- [YOUR TASK]: Line count for "this": say how many lines of the data contain it, with no other text.
---------- DATASET ----------
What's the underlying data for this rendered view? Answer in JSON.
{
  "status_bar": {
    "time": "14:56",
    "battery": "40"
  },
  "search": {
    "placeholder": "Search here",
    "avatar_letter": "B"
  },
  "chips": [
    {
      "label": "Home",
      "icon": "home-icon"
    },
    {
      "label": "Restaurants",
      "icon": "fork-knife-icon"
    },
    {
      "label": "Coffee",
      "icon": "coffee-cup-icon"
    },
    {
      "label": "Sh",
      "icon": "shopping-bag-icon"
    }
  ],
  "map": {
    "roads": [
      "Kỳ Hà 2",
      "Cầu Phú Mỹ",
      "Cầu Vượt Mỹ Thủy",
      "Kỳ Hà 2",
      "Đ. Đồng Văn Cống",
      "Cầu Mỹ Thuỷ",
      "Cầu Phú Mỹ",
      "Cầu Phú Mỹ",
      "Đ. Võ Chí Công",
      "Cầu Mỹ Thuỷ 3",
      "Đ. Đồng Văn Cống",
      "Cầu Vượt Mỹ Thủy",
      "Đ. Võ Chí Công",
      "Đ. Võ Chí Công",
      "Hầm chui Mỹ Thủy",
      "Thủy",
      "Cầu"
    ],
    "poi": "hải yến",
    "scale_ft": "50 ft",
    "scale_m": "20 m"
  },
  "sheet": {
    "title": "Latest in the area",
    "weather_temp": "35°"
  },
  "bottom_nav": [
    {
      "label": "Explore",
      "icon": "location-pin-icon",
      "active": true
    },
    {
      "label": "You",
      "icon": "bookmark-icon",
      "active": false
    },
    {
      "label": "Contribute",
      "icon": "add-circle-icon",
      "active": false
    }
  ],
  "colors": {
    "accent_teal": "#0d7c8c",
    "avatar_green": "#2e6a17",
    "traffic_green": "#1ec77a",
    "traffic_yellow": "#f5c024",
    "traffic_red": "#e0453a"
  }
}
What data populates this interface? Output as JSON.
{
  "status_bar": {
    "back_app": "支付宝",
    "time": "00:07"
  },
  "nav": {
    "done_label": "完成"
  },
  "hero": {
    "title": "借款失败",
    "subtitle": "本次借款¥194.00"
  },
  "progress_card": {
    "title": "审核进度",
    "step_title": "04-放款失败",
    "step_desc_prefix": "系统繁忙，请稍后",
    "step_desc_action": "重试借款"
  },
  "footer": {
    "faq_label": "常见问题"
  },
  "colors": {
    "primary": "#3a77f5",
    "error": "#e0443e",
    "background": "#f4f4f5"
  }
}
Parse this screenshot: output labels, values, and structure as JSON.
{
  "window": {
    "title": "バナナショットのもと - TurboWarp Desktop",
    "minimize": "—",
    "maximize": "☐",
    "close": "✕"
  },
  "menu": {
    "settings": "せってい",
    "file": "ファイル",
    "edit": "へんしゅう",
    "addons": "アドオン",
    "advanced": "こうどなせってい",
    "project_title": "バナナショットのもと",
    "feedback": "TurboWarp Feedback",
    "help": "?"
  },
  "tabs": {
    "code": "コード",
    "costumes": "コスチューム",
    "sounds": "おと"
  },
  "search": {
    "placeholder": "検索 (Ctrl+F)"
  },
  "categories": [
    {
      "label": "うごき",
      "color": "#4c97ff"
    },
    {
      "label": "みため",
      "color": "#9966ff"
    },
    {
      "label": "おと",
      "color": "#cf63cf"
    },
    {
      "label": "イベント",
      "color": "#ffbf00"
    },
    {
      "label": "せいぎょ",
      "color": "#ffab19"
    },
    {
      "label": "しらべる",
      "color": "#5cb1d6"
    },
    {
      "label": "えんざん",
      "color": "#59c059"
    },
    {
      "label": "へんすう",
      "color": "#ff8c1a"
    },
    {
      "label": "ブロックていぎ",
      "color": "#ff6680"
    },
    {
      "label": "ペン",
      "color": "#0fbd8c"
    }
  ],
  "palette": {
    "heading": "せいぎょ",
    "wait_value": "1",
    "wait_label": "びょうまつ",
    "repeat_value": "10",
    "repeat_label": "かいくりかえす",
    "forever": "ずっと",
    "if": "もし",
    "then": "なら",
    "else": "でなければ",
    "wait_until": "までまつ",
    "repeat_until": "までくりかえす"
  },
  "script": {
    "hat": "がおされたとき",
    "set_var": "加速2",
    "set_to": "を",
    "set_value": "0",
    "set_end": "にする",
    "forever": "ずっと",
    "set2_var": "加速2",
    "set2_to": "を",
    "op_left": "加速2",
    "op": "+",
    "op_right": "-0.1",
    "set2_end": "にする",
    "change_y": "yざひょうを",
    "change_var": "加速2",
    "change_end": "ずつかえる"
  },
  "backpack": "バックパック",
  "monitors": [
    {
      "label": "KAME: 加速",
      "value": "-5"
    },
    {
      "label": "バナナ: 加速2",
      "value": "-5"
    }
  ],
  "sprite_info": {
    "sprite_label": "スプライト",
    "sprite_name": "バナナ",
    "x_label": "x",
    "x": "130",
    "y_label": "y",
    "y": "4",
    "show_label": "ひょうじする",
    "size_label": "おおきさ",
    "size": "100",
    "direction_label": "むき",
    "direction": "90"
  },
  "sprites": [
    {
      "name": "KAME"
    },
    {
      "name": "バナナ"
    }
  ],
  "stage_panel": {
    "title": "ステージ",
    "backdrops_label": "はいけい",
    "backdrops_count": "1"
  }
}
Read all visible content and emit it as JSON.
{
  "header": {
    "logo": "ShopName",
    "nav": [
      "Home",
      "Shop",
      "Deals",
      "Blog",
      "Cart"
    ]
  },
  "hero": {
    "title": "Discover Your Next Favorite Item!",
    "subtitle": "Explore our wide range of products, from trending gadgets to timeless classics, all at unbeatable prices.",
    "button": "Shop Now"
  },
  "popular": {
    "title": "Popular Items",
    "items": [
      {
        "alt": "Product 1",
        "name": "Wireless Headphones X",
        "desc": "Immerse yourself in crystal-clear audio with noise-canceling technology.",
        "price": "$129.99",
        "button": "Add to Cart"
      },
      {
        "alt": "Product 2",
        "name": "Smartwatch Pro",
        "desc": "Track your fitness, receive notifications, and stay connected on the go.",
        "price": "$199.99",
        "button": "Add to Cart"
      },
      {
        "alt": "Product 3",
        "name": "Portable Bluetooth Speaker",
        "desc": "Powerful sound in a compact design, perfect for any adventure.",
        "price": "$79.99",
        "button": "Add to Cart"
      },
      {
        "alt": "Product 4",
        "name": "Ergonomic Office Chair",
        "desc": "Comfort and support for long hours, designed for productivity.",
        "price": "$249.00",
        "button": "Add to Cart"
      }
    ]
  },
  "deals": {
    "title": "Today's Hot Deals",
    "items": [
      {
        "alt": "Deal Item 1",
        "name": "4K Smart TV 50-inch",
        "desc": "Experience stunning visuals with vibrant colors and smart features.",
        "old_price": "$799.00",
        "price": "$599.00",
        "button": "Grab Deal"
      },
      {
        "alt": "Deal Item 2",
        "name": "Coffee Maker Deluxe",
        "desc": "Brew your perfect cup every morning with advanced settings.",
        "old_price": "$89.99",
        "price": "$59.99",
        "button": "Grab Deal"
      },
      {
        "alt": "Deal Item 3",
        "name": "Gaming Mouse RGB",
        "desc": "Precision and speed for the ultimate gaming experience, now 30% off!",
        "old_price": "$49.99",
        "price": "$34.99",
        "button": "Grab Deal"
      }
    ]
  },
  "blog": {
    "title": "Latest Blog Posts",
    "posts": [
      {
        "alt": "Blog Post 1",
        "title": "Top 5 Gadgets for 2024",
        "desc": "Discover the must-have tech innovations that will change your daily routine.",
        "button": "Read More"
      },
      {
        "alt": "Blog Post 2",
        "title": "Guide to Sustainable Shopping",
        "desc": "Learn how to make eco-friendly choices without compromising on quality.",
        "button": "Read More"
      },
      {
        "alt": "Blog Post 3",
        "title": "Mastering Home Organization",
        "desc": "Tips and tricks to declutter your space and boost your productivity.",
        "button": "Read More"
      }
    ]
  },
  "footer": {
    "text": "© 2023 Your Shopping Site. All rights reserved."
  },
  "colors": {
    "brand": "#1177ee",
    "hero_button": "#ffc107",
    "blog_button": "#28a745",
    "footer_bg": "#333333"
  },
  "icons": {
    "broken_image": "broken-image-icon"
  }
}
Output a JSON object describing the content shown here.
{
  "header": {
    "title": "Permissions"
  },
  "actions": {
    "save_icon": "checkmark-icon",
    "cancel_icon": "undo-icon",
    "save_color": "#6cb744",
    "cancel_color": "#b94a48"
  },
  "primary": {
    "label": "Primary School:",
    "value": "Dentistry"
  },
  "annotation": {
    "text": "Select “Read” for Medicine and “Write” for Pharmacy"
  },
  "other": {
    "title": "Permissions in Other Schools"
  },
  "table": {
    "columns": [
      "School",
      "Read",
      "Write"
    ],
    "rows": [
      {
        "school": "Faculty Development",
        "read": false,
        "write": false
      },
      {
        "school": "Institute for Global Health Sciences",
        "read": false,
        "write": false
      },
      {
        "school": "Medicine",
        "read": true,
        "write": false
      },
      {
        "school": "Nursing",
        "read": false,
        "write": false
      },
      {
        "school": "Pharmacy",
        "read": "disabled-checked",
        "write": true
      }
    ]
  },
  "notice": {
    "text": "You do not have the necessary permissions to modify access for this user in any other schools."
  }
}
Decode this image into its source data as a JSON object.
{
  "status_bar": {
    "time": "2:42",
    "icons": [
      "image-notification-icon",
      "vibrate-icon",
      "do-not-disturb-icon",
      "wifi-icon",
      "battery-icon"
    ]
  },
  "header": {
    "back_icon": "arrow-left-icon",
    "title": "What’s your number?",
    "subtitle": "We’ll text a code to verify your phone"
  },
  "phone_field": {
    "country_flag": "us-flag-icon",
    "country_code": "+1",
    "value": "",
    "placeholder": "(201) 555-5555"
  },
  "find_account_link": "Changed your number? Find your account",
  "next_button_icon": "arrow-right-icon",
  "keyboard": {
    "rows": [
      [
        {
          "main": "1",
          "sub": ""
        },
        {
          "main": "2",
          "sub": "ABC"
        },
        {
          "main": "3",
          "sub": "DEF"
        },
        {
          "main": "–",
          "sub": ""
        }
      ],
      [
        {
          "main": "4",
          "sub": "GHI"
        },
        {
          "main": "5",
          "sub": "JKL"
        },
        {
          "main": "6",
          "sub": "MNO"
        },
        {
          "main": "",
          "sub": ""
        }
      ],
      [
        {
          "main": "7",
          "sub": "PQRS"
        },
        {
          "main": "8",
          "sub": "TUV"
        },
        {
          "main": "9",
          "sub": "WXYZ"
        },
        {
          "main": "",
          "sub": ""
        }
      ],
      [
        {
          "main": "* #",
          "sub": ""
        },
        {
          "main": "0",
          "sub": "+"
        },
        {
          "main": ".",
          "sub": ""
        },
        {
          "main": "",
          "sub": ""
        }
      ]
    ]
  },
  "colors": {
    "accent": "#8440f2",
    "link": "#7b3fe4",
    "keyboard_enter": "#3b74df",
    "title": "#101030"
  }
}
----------
- [TASK OUTPUT]: 5